? Universal Reason ('akl-i-kull) and Universal Soul (nufs or jan-i-kull) are translations of the Neoplatonic loyos and pneuma. See 'Aiun-ul-masáil by Abu Nasr Al Farabi, and the remarks of Schmölders (Documenta Philosophiæ Arabum, p. 96). The 'Aiun-ul-masáil is a summary of Aristotelian metaphysics as interpreted by the Alexandrian Neoplatonist commentators.
• Koran, Sura XXIV. 36, a light from the oil of a blessed tree.' • Koran, Sura VII. 55, 'arsh, or heaven of heavens.
Read the fourth verse, it is “ The throne;"1 "
THOUGHTS ON THE HEAVENS.
· Koran, Sura II. 256, the eighth heaven.
* Sura I., which contains seven divisions, or the seven chapters from Bakrat to Taubat. Seven heavens are mentioned in the Talmud, and the third heaven' is mentioned in 2 Corinthians xii. 2. Compare Sura II. 27: “Into seven heavens did He fashion it."
· Nazil, coming down,' is the term for the revelation of a verse in the Koran. • Or, ‘in verses of the Koran.' L. 6 I. e., 'arsh, the ninth heaven.
o Alluding to the Hadis: “The heart of the believer is the highest heaven.” The 'arsh and the heart of man are both theatres of Divine perfections, and the 'arsh, as the less perfect, may be subsidiary to the heart, the more perfect theatre. L. See couplet 652.
See couplet 796.
In the space of one day and night, more or less,
* Alluding to the taw'af, or perambulations of shrines made by Durweshes. L.
• According to the Ptolemaic scheme the seven planets with their respective spheres, “ cycle and epicycle, orb on orb,” constitute the solar system. Beyond this is the eighth sphere, that of the fixed stars, and beyond that the crystalline, or ninth sphere, to which was attributed a certain 'trepidation' to account for the irregularities observed in the motion of the fixed stars. Beyond this was the primum mobile, the sphere which was at once first moved and the first mover, communicating its motion to the lower spheres revolving within it. Beyond the primum mobile was the empyrean. Ptolemy's Syntaxis Magna was translated into Arabic by Ishak bin Hossain, under the title Al Megiste, about 800 A.D. Apparently Lahiji takes the crystalline sphere, charkh i atlas, to be the same as the charkh i 'azam, or highest sphere.

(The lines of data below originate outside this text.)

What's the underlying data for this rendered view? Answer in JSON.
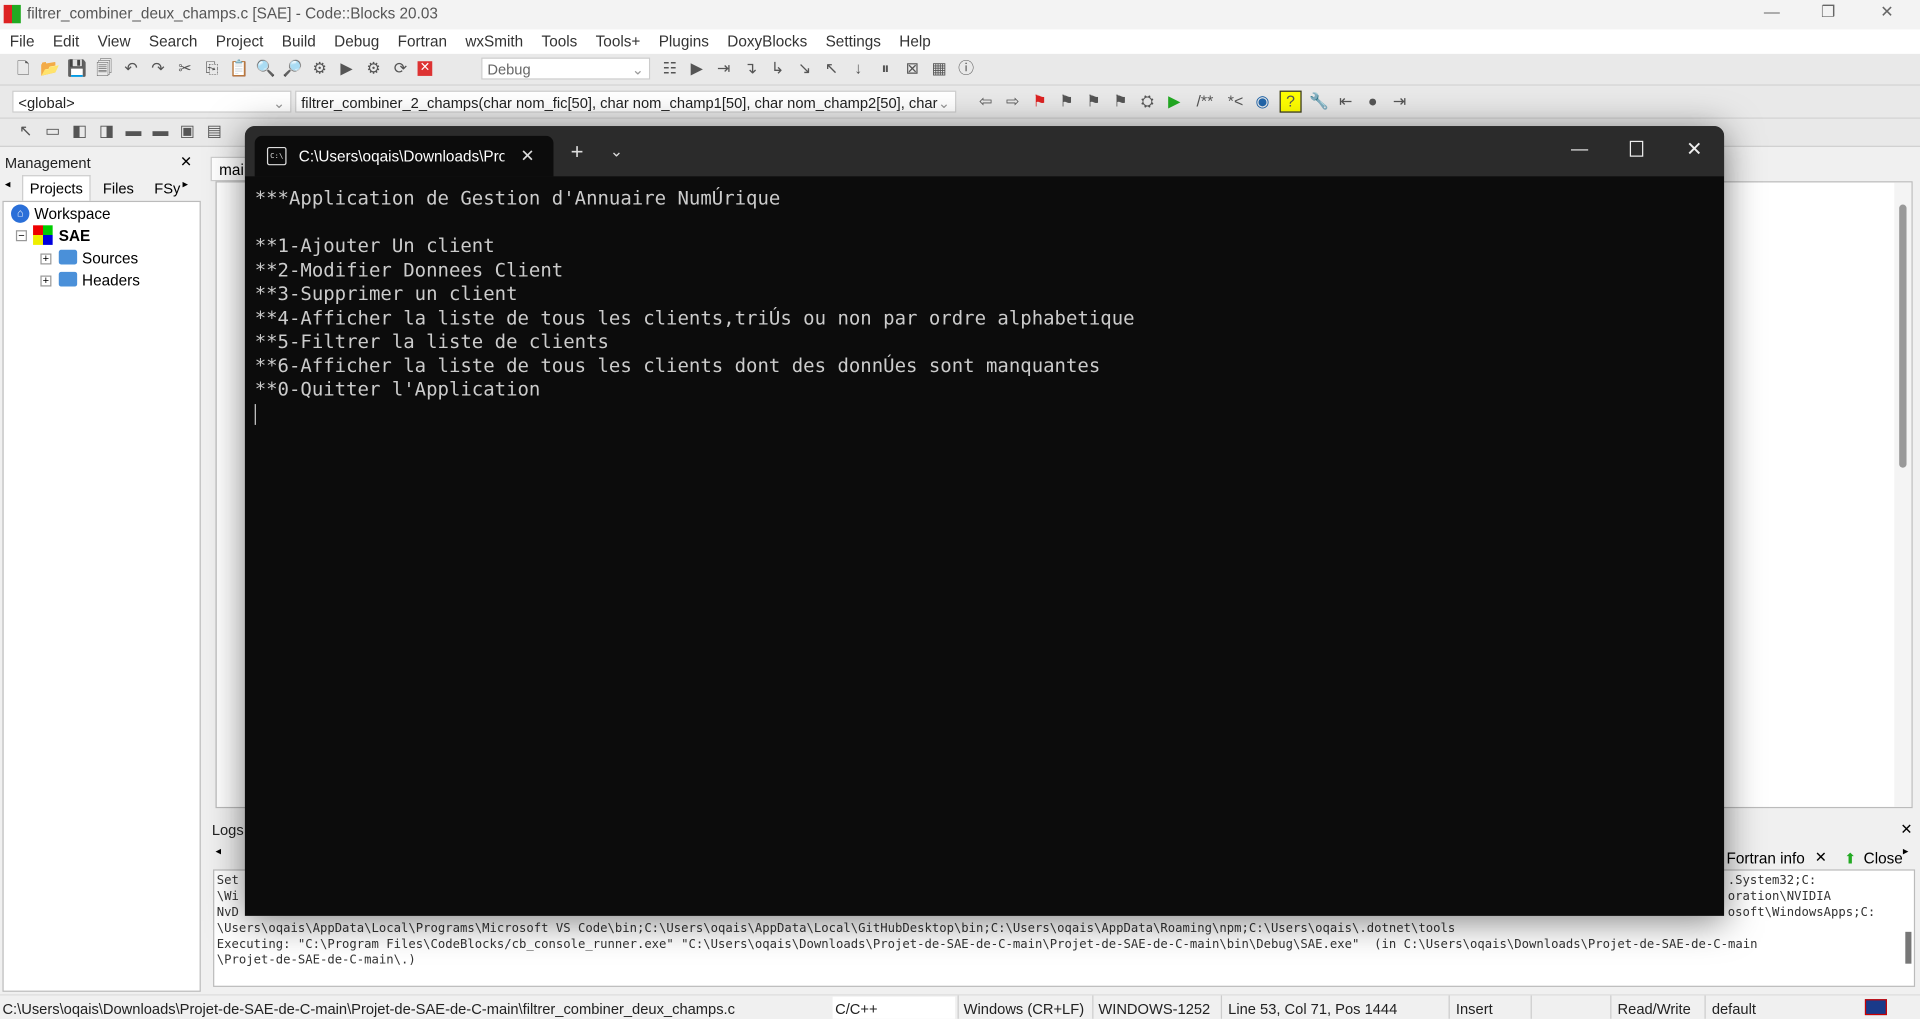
{
  "window": {
    "title": "filtrer_combiner_deux_champs.c [SAE] - Code::Blocks 20.03"
  },
  "menu": [
    "File",
    "Edit",
    "View",
    "Search",
    "Project",
    "Build",
    "Debug",
    "Fortran",
    "wxSmith",
    "Tools",
    "Tools+",
    "Plugins",
    "DoxyBlocks",
    "Settings",
    "Help"
  ],
  "toolbar": {
    "build_target": "Debug",
    "scope": "<global>",
    "function": "filtrer_combiner_2_champs(char nom_fic[50], char nom_champ1[50], char nom_champ2[50], char"
  },
  "management": {
    "title": "Management",
    "tabs": [
      "Projects",
      "Files",
      "FSy"
    ],
    "tree": {
      "workspace": "Workspace",
      "project": "SAE",
      "folders": [
        "Sources",
        "Headers"
      ]
    }
  },
  "editor": {
    "tab": "mai"
  },
  "logs": {
    "title": "Logs",
    "tabs": [
      "Fortran info",
      "Close"
    ],
    "lines": [
      "Set",
      "\\Wi",
      "NvD",
      "\\Users\\oqais\\AppData\\Local\\Programs\\Microsoft VS Code\\bin;C:\\Users\\oqais\\AppData\\Local\\GitHubDesktop\\bin;C:\\Users\\oqais\\AppData\\Roaming\\npm;C:\\Users\\oqais\\.dotnet\\tools",
      "Executing: \"C:\\Program Files\\CodeBlocks/cb_console_runner.exe\" \"C:\\Users\\oqais\\Downloads\\Projet-de-SAE-de-C-main\\Projet-de-SAE-de-C-main\\bin\\Debug\\SAE.exe\"  (in C:\\Users\\oqais\\Downloads\\Projet-de-SAE-de-C-main",
      "\\Projet-de-SAE-de-C-main\\.)"
    ],
    "right_fragments": [
      ".System32;C:",
      "oration\\NVIDIA",
      "osoft\\WindowsApps;C:"
    ]
  },
  "console": {
    "tab_title": "C:\\Users\\oqais\\Downloads\\Projet-de-SAE-de-C-main\\Projet-de-SAE-de-C-main\\bin\\Debug\\SAE.exe",
    "lines": [
      "***Application de Gestion d'Annuaire NumÚrique",
      "",
      "**1-Ajouter Un client",
      "**2-Modifier Donnees Client",
      "**3-Supprimer un client",
      "**4-Afficher la liste de tous les clients,triÚs ou non par ordre alphabetique",
      "**5-Filtrer la liste de clients",
      "**6-Afficher la liste de tous les clients dont des donnÚes sont manquantes",
      "**0-Quitter l'Application"
    ]
  },
  "status": {
    "path": "C:\\Users\\oqais\\Downloads\\Projet-de-SAE-de-C-main\\Projet-de-SAE-de-C-main\\filtrer_combiner_deux_champs.c",
    "language": "C/C++",
    "eol": "Windows (CR+LF)",
    "encoding": "WINDOWS-1252",
    "position": "Line 53, Col 71, Pos 1444",
    "mode": "Insert",
    "access": "Read/Write",
    "profile": "default"
  }
}
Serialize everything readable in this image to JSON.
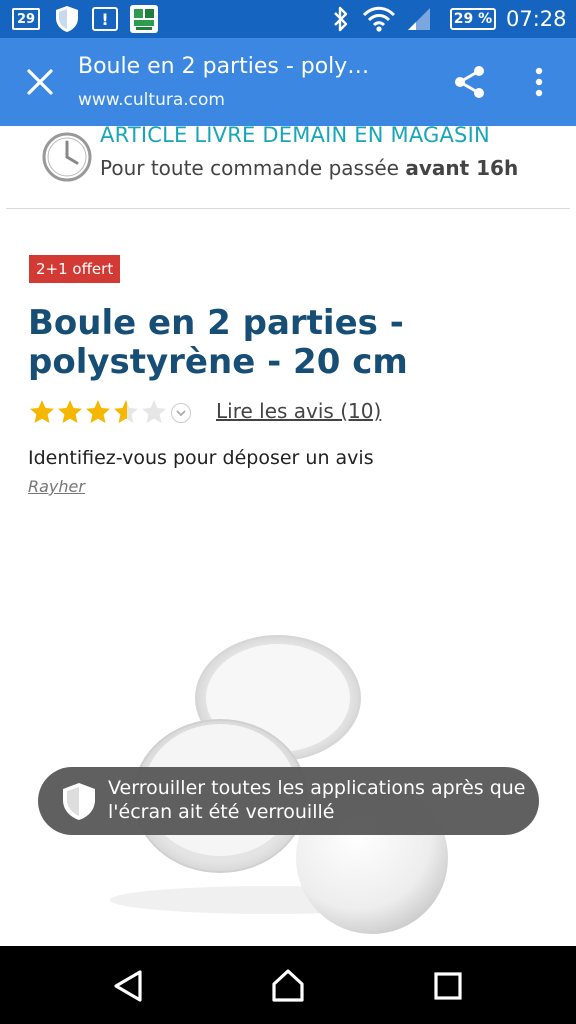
{
  "status_bar": {
    "calendar_day": "29",
    "battery_percent": "29 %",
    "time": "07:28",
    "icons": [
      "calendar-icon",
      "shield-icon",
      "alert-icon",
      "app-notification-icon",
      "bluetooth-icon",
      "wifi-icon",
      "signal-icon",
      "battery-icon"
    ]
  },
  "toolbar": {
    "title": "Boule en 2 parties - poly…",
    "url": "www.cultura.com",
    "close_icon": "close-icon",
    "share_icon": "share-icon",
    "more_icon": "more-vert-icon"
  },
  "promo": {
    "headline": "ARTICLE LIVRÉ DEMAIN EN MAGASIN",
    "sub_prefix": "Pour toute commande passée ",
    "sub_bold": "avant 16h"
  },
  "product": {
    "offer_badge": "2+1 offert",
    "title": "Boule en 2 parties - polystyrène - 20 cm",
    "rating_value": 3.5,
    "rating_max": 5,
    "reviews_link": "Lire les avis (10)",
    "login_prompt": "Identifiez-vous pour déposer un avis",
    "brand": "Rayher"
  },
  "toast": {
    "text": "Verrouiller toutes les applications après que l'écran ait été verrouillé"
  },
  "colors": {
    "status_bar": "#1565c0",
    "toolbar": "#3b87e2",
    "promo_headline": "#18a6b8",
    "title": "#174e75",
    "badge": "#d43a34",
    "star": "#f5b700",
    "toast": "#5b5b5b"
  }
}
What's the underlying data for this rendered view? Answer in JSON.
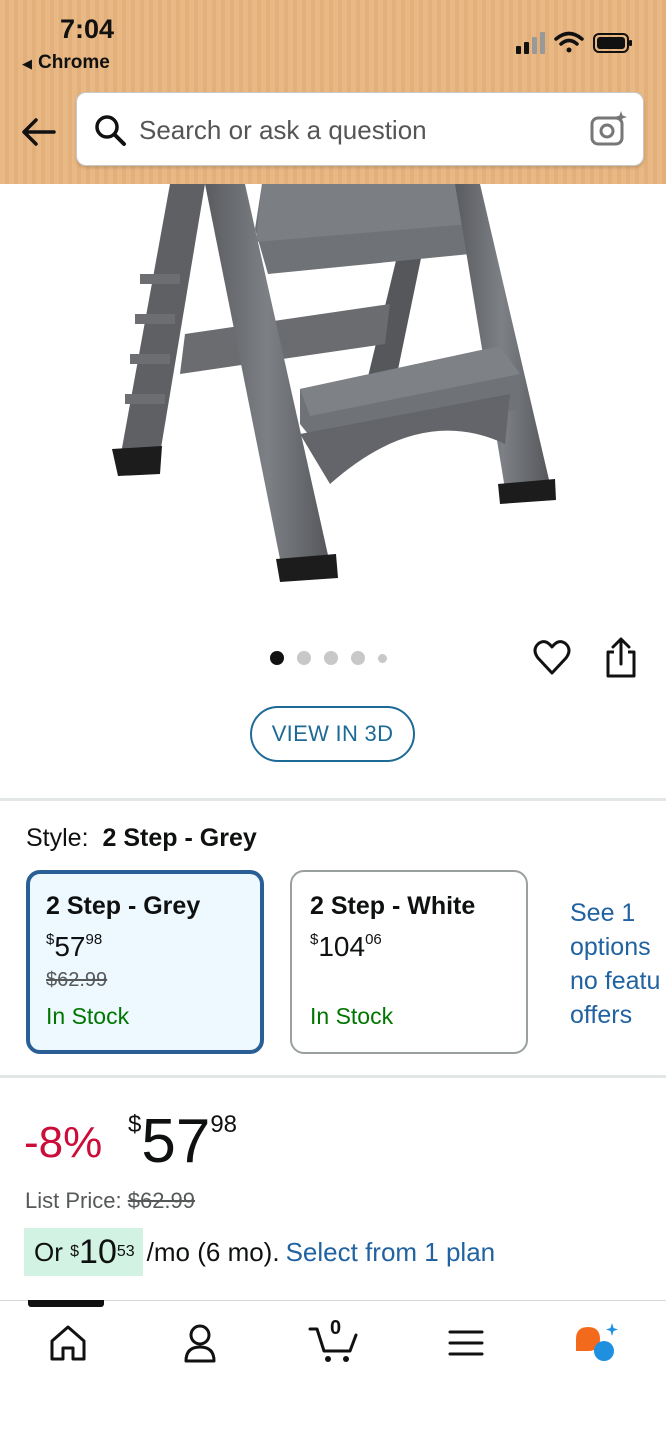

* Literally, “bent as a bow. The eighth sphere and those beneath it move with two motions, one east to west like the highest sphere, and secondly west to east. L.
• The Ecliptic is also called the girdle of the 'throne,' or eighth sphere. L.
- Virgo, Khushah, which also means a bunch of grapes, and is therefore said to be hung up. L.
• The eighth heaven.
Of the seventh heaven Saturn is the watchman,
· The “houses” of the planets are those signs of the zodiac in which they attain their maximum ascension. L.
· The points where the moon's orbit cuts the ecliptic are called 'knots,' and the portions of her orbit north and south of the ecliptic are called respectively the "head" and "tail of the dragon.” L.
3 “And for the moon have we appointed certain mansions, until she change and return to be like the old branch of a palm tree."- Koran, Sura XXXVI. 28. These anwa, or mansions, are the divisions of the zodiac, through one of which the moon passes each night.
* 1. e, becomes full. L. * I. e. in her last quarter. L. • " The course of nature is the art of God.”— Young, Night Thoughts, IX. 1267.
? Batil, · Vain, what is without God.'—Istilahat us Sufiat, p. 14. Koran, Sura III. 138: “ Think on the creation of the heavens and the earth. Have we created them in vain ?"